In our grossly unequal world the ultra-rich spend their fortune on luxuries while people starve every day
Rabat – Billionaires continue to rake in millions every day while the world faces several crises of hunger, disease, and poverty.
On this May Day, which celebrates working people around the world, billionaire Mark Zuckerberg and his wife purchased a plot of land on the Island of Kauai, Hawaii for $53 million. The ultra-rich couple promised to “act responsible” with the 600 acres of lush nature, yet on the same day, hundreds of thousands of lives could have been saved with the same amount.
The World Food Programme (WFP), the UN, WHO, and other organizations are begging the global community for money to stop millions from starving in the coming years. “People aren’t starving, they are being starved,” 260 organizations have warned.

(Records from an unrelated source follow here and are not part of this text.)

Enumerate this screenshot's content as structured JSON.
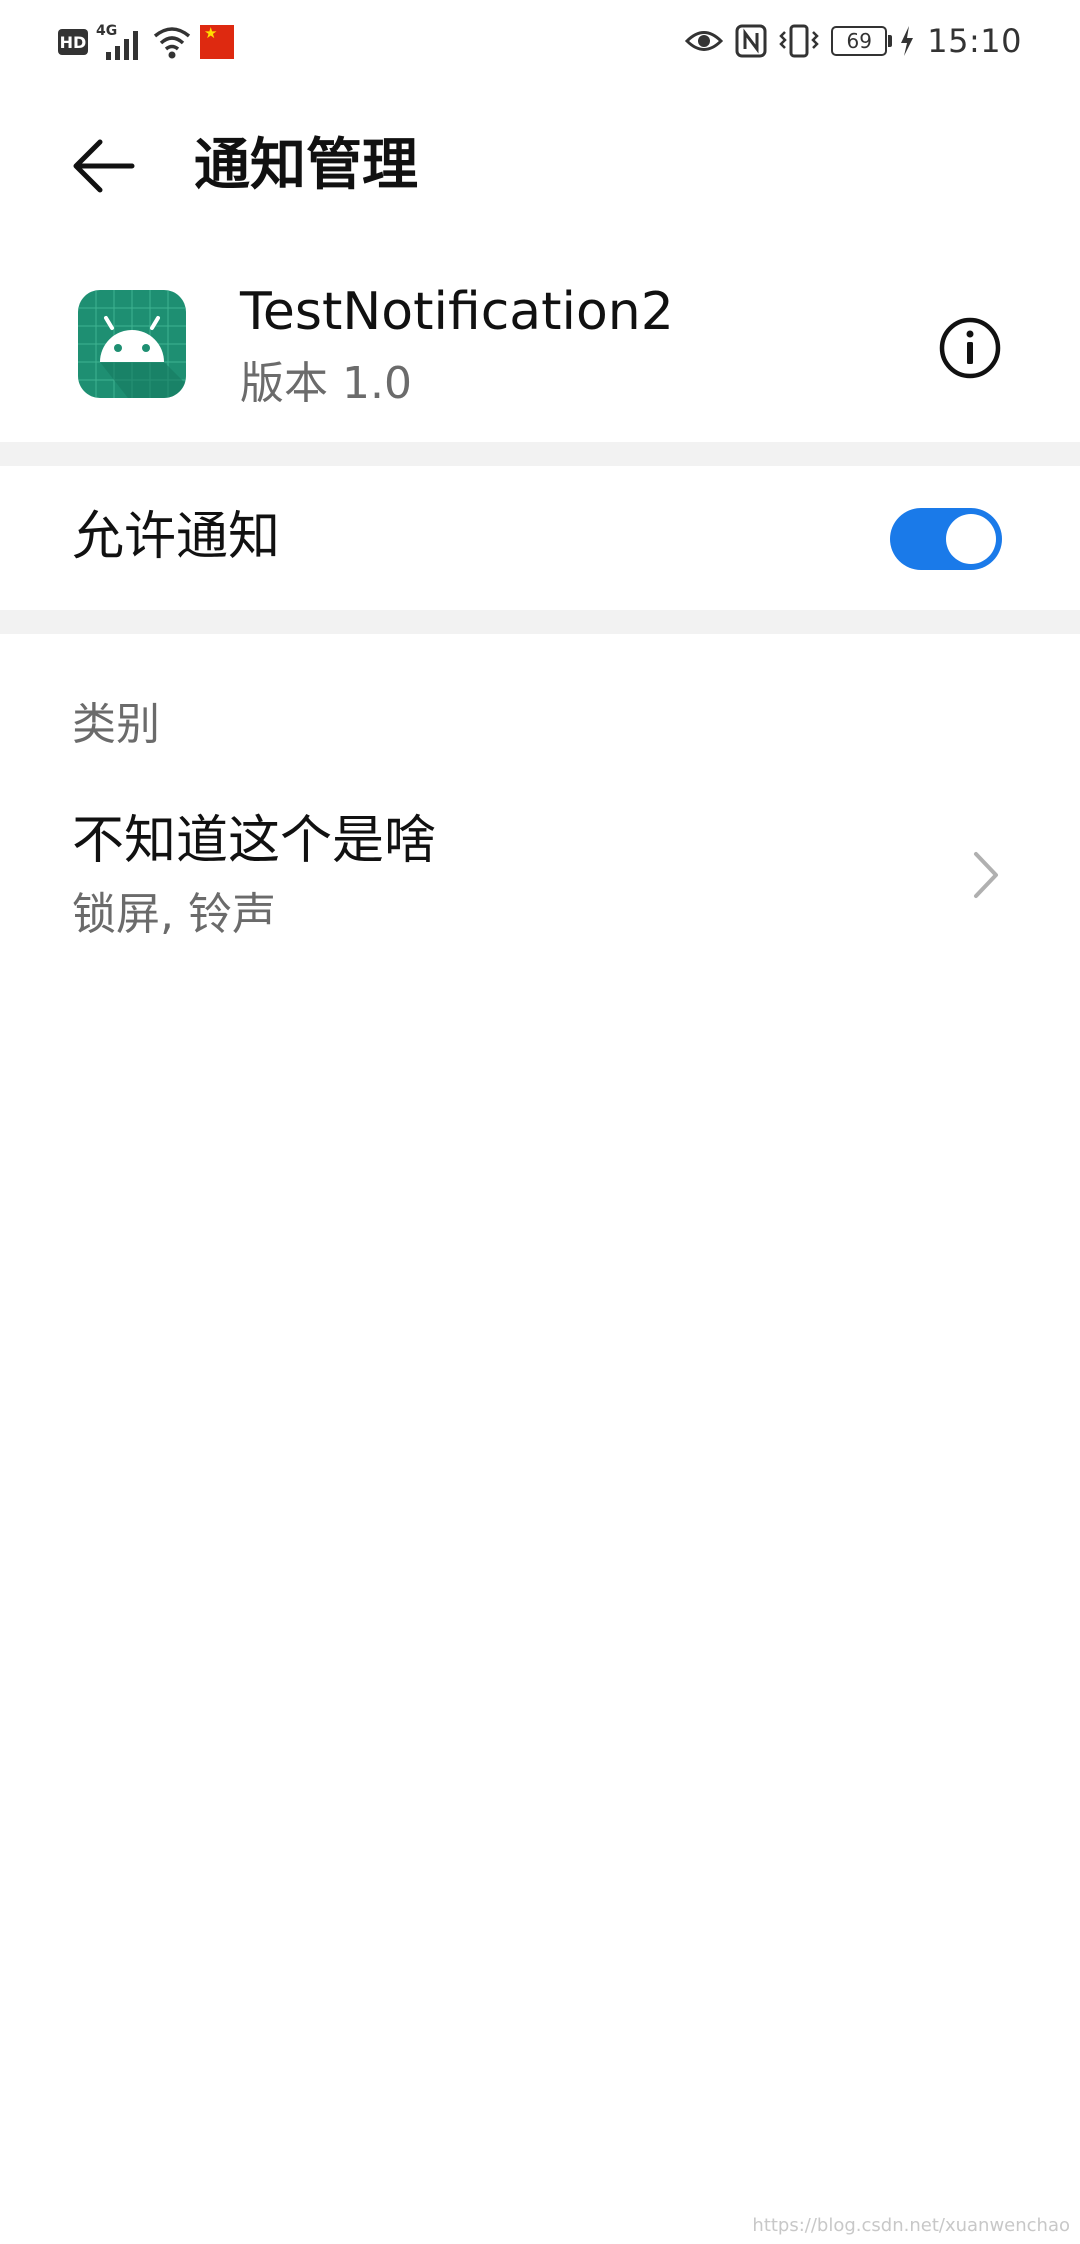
{
  "status_bar": {
    "hd_label": "HD",
    "network_label": "4G",
    "battery_level": "69",
    "time": "15:10",
    "icons_left": [
      "hd-icon",
      "signal-icon",
      "wifi-icon",
      "flag-icon"
    ],
    "icons_right": [
      "eye-icon",
      "nfc-icon",
      "vibrate-icon",
      "battery-icon",
      "charging-icon"
    ]
  },
  "header": {
    "title": "通知管理"
  },
  "app": {
    "name": "TestNotification2",
    "version": "版本 1.0",
    "icon_color": "#1e8f72"
  },
  "allow_notifications": {
    "label": "允许通知",
    "enabled": true,
    "accent_color": "#1a7ae9"
  },
  "categories": {
    "header": "类别",
    "items": [
      {
        "title": "不知道这个是啥",
        "subtitle": "锁屏, 铃声"
      }
    ]
  },
  "watermark": "https://blog.csdn.net/xuanwenchao"
}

Their pleas have been roundly ignored by the world’s ultra-rich who instead continue to hoard their fortunes and spend on personal property and their own aggrandizement.
Not since the ‘gilded age’ of the 1920s has inequality been so severe. The era got its name from Mark Twain who described the era as having a thin golden coating that hid the large-scale social and economic deprivation of most of the world’s population.
Yet at the time, being rich brought with it some responsibility. “The man of great wealth owes a peculiar obligation to the state because he derives special advantages from the mere existence of government,” according to former US President Theodore Roosevelt.
Famous artist Frida Kahlo at the time said, “there is so much wealth and so much misery at the same time, that it seems incredible that people can endure such class difference, and accept such a form of hunger while on the other hand, the millionaires throw away millions on stupidities.”
More than two centuries after the French revolution it appears that global society is again divided between palaces of wealth and splendor while the diseased poor starve outside its gates. The new “aristocracy” comes in the form of a select group of billionaires who have used the tenets of modern capitalism to exploit both our nature and the people of earth.
Now that the world is facing crises not seen since World War II, the ultra-rich are responding by increasingly isolating themselves from normal society by living in gated communities, flying on private planes, and buying large swaths of land to keep the rabble far away.
Forbes data on Friday highlighted that American billionaires alone are now “worth” as much as $4 trillion, while over twenty million Americans have lost their job during the pandemic.
Solving issues such as ending world hunger by 2030 is estimated to cost $330 billion, something US billionaires alone could afford without any impact on their own lifestyle.
Billionaires clearly do not mind that millions of people are starving, or at least don’t see it as their responsibility. The only solution to the immoral behavior of the world’s super-rich appears to be through strong taxation and an end to the idolatry of the ultra-rich.
Solving global inequality simply requires the political will to do so.
Ending the race to the bottom on tax perks offered to companies and billionaires is a start. Cracking down on tax havens where dictators, multinationals and billionaires alike hide their ill-gotten gains at the tune of hundreds of billions annually, is another.
This issue is nothing new, as at the dawn of our modern calendar the Greek philosopher Plutarch stated that, “an imbalance between rich and poor is the oldest and most fatal ailment of all republics.”
“Poverty is a political choice,” explained the UN Rapporteur on Extreme Poverty and Human Rights, Philip Alston.
In his 2020 reporting he described the “deceptively positive picture” that has allowed a “decade of misplaced triumphalism.” Any existing poverty in a world of unprecedented wealth is simply a result of “longstanding neglect” by “many governments, economists, and human rights advocates,” according to Alston.